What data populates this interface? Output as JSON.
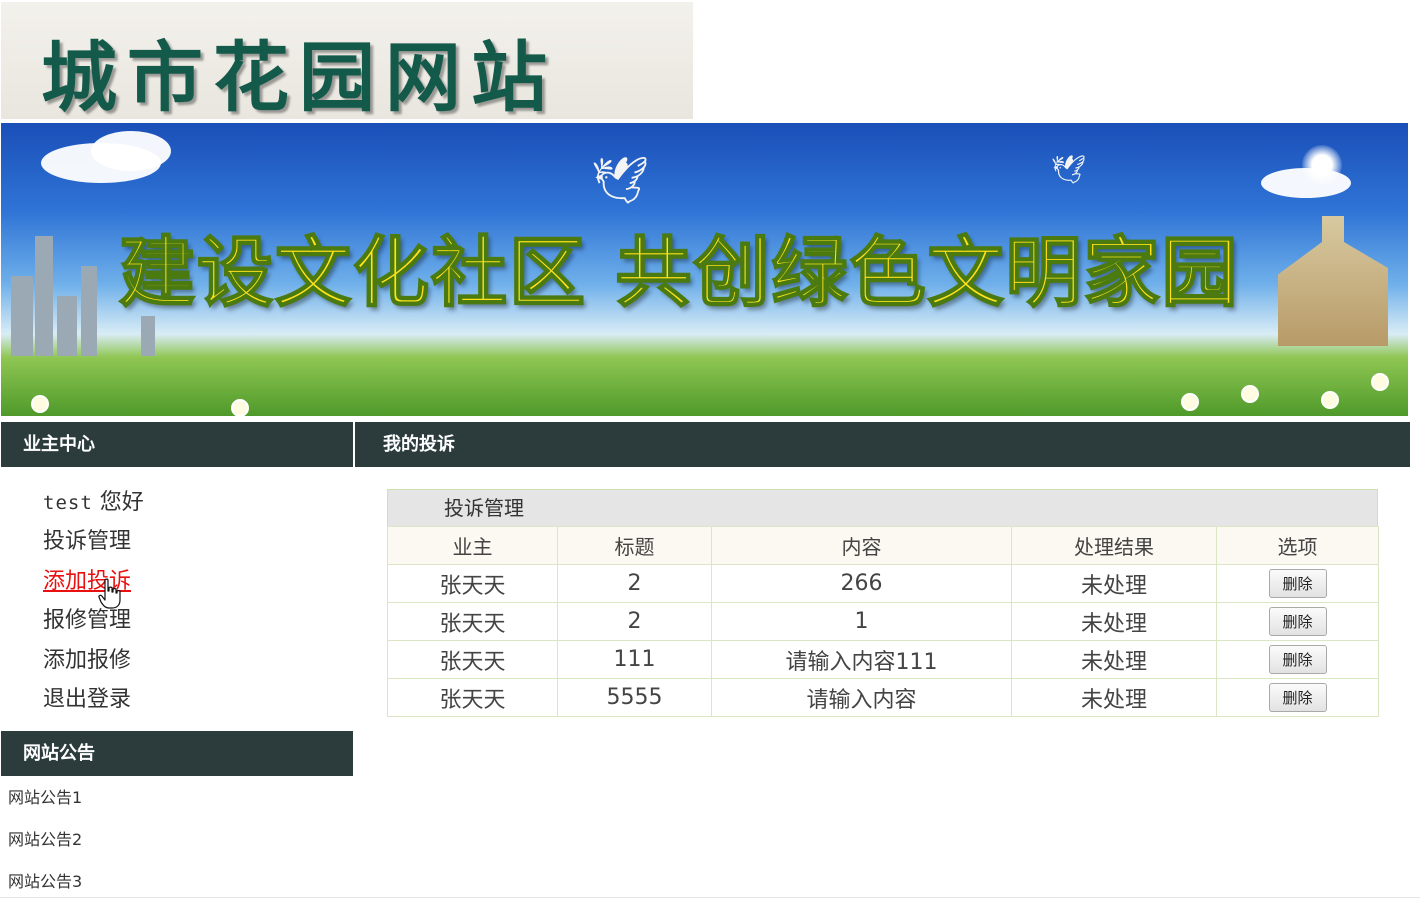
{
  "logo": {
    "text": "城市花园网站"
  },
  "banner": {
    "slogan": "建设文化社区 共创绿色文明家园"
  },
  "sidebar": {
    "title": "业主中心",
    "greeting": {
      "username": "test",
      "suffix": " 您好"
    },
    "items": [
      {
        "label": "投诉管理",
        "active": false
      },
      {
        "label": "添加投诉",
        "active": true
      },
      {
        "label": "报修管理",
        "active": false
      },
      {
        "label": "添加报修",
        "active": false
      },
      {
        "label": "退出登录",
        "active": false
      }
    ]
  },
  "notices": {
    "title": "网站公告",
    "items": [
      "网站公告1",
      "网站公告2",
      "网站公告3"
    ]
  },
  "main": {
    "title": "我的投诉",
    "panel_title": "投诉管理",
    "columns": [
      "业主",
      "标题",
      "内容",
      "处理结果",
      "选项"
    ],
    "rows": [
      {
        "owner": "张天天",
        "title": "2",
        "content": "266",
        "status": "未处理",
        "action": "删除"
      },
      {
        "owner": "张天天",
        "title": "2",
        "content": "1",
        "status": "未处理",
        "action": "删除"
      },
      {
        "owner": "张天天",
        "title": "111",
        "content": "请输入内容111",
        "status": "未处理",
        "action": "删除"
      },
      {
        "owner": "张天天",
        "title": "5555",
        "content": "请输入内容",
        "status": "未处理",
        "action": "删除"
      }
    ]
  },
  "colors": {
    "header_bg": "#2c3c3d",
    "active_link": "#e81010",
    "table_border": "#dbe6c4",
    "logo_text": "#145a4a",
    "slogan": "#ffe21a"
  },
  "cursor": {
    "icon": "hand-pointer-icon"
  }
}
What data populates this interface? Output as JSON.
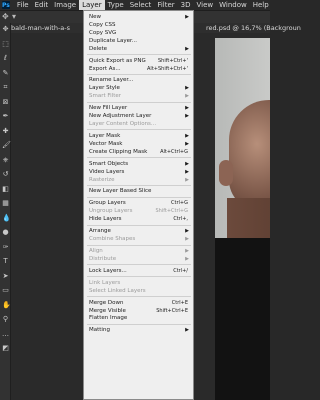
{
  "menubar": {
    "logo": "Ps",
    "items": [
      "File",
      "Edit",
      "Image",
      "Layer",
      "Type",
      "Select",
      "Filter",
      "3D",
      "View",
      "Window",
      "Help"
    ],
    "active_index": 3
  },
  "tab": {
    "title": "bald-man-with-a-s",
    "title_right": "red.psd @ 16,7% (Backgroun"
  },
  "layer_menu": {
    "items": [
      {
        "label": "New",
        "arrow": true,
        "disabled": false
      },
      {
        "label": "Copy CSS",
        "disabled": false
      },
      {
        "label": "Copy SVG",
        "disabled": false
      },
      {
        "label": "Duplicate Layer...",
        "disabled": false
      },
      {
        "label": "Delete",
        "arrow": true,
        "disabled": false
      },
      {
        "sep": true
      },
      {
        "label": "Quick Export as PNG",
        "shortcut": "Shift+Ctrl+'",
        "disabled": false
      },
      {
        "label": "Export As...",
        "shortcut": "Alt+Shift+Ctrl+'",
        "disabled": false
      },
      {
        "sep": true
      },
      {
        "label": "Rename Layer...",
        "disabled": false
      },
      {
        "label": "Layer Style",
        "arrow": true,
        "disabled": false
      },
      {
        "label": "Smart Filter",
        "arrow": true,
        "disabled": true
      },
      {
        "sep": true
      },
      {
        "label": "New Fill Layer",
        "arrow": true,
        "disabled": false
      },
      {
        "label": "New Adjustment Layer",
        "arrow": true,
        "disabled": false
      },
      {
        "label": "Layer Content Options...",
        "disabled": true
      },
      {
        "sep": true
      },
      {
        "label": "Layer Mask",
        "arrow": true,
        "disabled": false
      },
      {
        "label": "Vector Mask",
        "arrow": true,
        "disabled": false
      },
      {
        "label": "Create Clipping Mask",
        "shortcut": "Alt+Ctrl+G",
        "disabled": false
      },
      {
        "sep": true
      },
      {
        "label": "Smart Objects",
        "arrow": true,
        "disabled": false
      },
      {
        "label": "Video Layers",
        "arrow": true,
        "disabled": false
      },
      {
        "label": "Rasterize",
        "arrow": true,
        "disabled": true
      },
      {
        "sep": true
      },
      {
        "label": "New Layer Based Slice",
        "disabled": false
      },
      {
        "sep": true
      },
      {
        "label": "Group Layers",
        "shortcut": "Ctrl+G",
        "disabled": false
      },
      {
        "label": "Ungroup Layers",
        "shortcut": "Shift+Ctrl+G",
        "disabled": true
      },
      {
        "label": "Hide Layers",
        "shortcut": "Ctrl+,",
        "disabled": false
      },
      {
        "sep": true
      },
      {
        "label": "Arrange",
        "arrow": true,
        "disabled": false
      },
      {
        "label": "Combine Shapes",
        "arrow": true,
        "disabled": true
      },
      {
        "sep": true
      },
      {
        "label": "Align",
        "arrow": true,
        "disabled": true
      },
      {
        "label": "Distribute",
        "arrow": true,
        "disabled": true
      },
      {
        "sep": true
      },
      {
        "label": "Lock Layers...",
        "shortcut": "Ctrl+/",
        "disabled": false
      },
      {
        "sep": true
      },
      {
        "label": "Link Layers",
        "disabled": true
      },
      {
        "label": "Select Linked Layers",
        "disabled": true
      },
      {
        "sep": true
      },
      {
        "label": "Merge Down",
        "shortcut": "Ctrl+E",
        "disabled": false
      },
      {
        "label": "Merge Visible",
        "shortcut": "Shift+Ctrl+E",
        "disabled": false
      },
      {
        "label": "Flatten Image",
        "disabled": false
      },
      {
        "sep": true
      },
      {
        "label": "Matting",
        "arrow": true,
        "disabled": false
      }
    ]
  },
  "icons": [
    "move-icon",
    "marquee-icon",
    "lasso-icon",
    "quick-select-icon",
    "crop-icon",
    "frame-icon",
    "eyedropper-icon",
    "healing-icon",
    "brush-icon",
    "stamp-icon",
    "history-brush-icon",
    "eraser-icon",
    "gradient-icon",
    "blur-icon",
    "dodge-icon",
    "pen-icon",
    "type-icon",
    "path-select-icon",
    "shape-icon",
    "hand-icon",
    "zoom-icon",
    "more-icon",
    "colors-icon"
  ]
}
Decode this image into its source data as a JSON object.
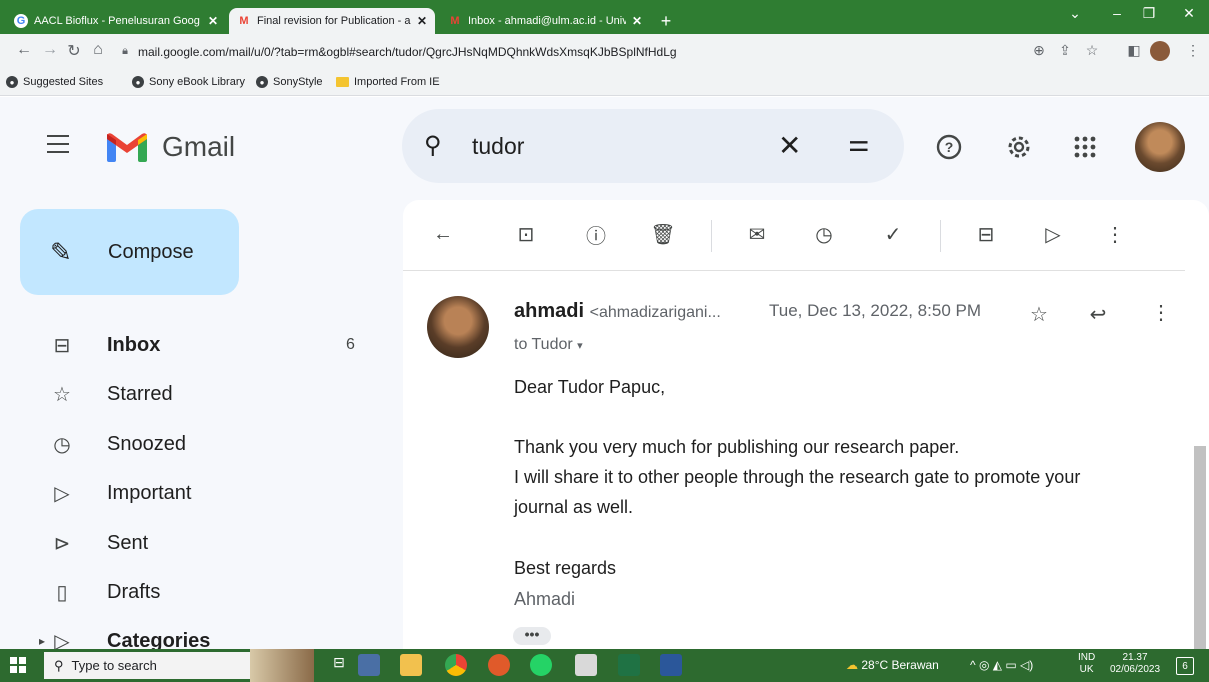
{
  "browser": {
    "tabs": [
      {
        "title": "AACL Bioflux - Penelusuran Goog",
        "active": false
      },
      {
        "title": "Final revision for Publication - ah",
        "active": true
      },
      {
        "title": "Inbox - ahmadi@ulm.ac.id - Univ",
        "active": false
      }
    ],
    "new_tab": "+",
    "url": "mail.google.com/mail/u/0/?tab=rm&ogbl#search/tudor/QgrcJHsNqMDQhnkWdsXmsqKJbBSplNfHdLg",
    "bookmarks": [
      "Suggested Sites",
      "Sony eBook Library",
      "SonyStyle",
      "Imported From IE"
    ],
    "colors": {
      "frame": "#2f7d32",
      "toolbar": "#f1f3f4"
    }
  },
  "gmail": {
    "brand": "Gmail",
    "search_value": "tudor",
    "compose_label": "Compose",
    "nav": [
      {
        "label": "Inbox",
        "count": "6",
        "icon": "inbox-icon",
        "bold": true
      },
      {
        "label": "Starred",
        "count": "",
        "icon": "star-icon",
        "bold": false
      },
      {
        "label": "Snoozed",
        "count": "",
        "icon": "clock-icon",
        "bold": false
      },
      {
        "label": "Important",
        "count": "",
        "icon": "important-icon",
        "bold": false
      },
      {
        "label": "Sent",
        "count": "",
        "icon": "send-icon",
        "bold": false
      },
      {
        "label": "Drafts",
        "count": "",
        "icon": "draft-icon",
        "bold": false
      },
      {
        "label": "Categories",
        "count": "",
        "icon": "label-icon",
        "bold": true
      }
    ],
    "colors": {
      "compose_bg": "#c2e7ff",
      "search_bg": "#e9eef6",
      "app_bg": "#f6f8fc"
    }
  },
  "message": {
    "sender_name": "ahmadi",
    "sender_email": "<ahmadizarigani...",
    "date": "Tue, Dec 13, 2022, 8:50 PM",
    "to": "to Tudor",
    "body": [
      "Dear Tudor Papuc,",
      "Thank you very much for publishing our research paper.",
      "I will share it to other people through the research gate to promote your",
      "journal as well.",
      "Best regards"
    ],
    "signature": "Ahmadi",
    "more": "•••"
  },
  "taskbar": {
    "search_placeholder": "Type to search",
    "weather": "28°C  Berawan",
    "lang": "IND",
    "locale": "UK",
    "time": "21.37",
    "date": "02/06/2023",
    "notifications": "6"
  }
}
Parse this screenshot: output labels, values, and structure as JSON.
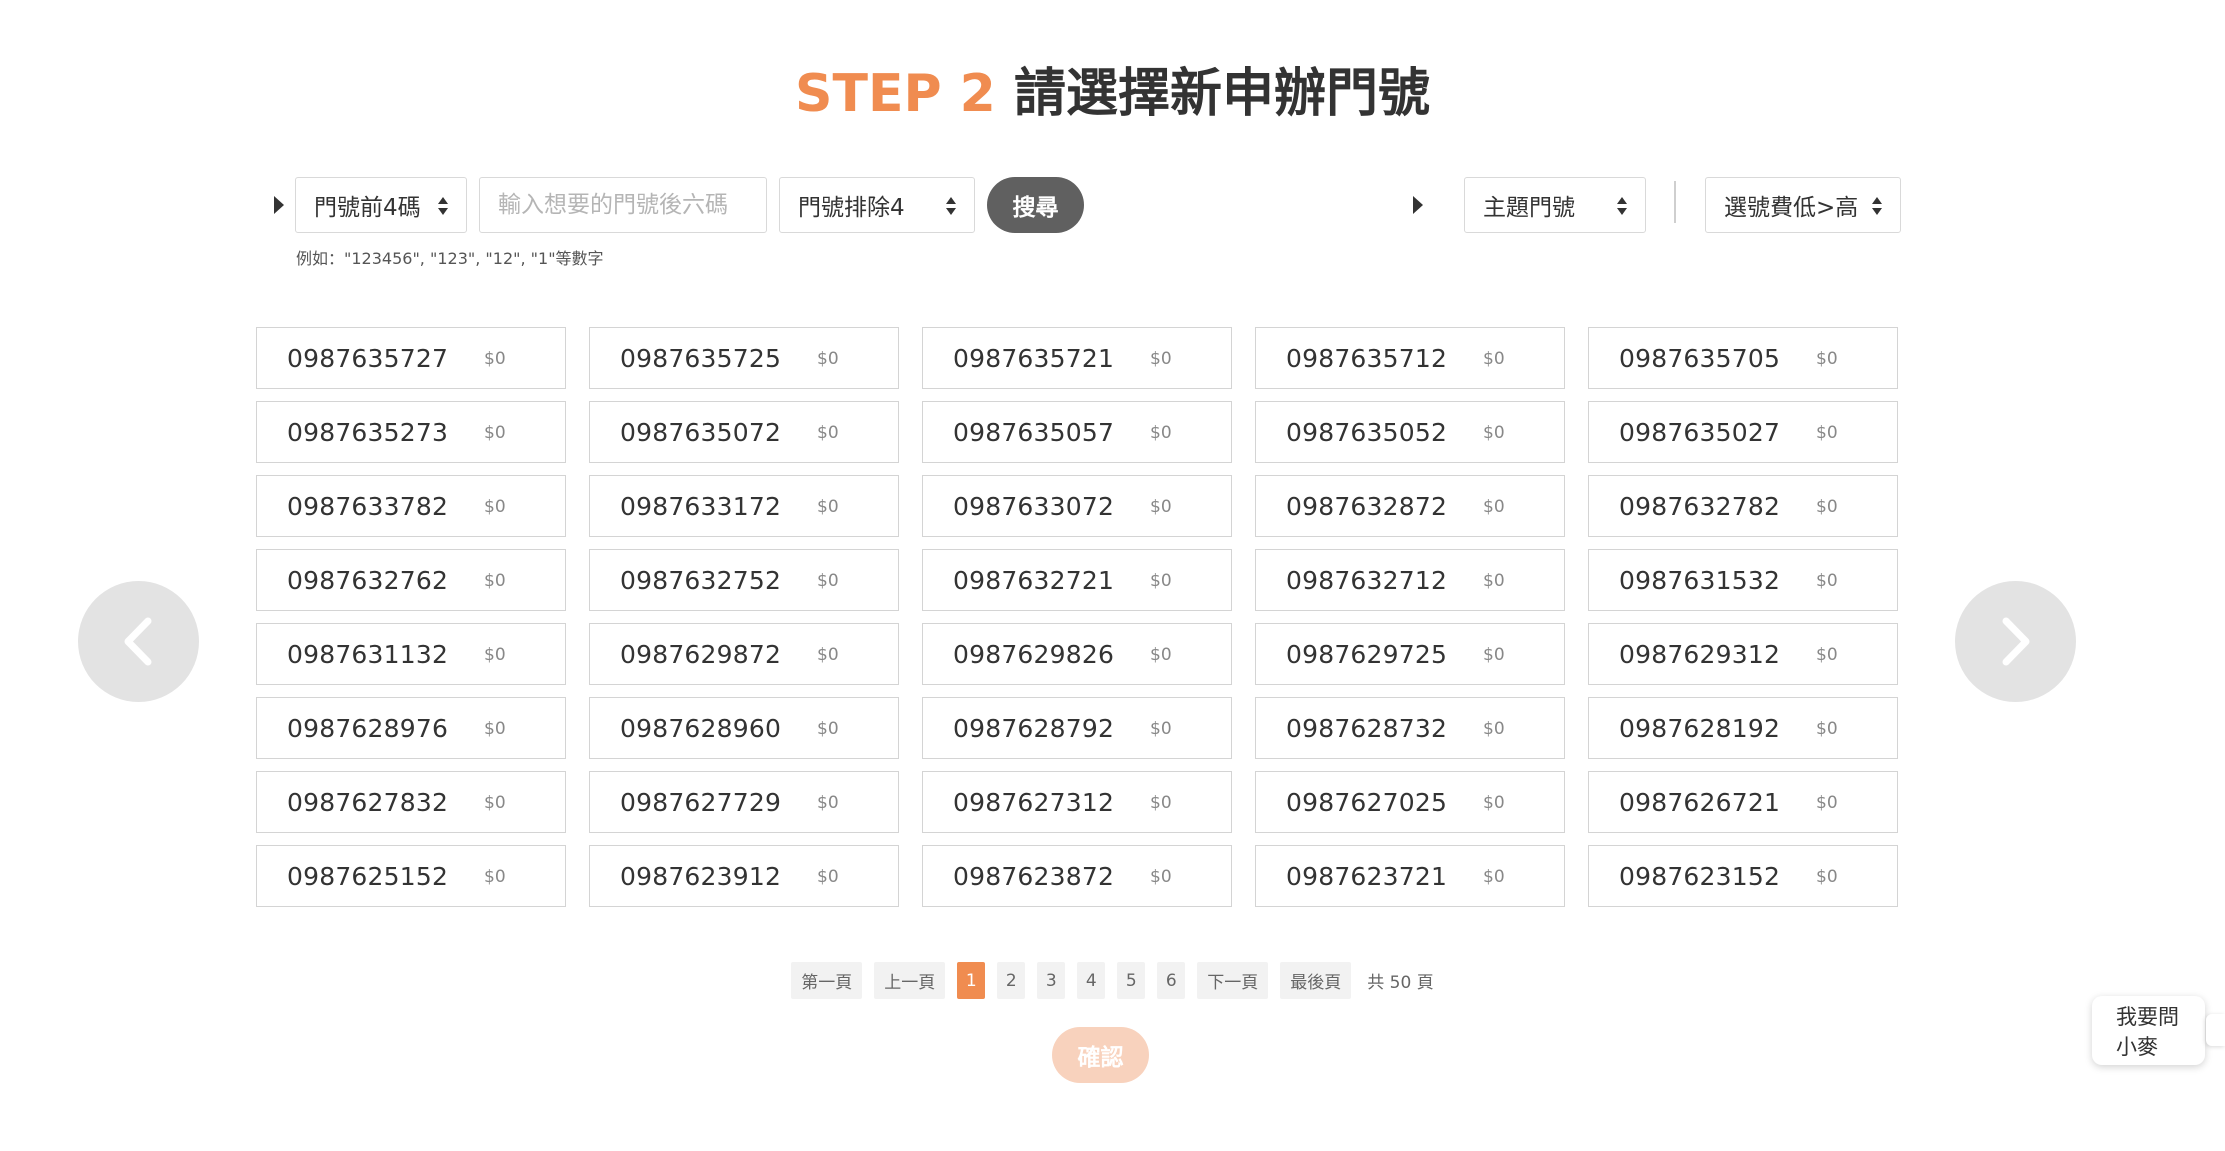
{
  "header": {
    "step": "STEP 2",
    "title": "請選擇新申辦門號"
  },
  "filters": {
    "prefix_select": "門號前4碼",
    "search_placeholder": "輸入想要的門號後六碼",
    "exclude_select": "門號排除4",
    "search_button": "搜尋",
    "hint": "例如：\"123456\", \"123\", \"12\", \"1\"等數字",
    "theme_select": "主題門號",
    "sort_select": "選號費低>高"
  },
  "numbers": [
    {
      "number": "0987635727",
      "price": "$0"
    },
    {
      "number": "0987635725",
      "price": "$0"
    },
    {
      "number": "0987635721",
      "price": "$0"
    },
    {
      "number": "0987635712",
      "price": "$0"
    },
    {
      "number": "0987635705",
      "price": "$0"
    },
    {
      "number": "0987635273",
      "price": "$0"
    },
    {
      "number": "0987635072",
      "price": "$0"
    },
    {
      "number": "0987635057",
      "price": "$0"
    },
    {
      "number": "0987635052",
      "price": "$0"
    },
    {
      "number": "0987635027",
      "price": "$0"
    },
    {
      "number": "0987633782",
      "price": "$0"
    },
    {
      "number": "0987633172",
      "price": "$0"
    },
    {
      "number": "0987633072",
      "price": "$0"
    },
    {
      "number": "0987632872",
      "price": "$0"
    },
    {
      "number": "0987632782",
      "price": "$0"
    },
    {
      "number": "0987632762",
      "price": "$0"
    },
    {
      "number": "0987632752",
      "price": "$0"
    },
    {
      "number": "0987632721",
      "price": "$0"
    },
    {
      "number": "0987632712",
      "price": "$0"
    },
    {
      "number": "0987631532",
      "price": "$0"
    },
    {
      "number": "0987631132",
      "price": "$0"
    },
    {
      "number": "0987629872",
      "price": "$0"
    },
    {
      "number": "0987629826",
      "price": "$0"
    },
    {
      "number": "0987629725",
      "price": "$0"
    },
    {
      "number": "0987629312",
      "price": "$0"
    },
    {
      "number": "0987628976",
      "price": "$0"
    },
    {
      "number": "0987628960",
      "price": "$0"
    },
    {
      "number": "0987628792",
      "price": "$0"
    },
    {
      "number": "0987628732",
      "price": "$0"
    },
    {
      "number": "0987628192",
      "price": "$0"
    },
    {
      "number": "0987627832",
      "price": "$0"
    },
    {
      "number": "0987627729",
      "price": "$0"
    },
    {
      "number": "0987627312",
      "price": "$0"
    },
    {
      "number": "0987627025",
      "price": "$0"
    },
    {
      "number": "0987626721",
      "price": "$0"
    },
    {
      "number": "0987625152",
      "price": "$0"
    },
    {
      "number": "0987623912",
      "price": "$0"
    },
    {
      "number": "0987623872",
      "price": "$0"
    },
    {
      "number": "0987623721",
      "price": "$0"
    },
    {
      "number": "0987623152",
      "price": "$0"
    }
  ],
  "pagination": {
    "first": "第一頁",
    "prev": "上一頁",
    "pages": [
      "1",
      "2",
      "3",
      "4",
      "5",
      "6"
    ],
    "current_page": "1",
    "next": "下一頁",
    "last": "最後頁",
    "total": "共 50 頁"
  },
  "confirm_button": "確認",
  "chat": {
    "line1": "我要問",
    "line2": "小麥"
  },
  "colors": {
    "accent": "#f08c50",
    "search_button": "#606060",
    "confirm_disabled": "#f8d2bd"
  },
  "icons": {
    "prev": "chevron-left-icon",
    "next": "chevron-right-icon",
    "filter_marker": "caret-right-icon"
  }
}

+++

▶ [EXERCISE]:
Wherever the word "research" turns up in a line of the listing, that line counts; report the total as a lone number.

▶ [ANSWER TO THIS PROBLEM]:
2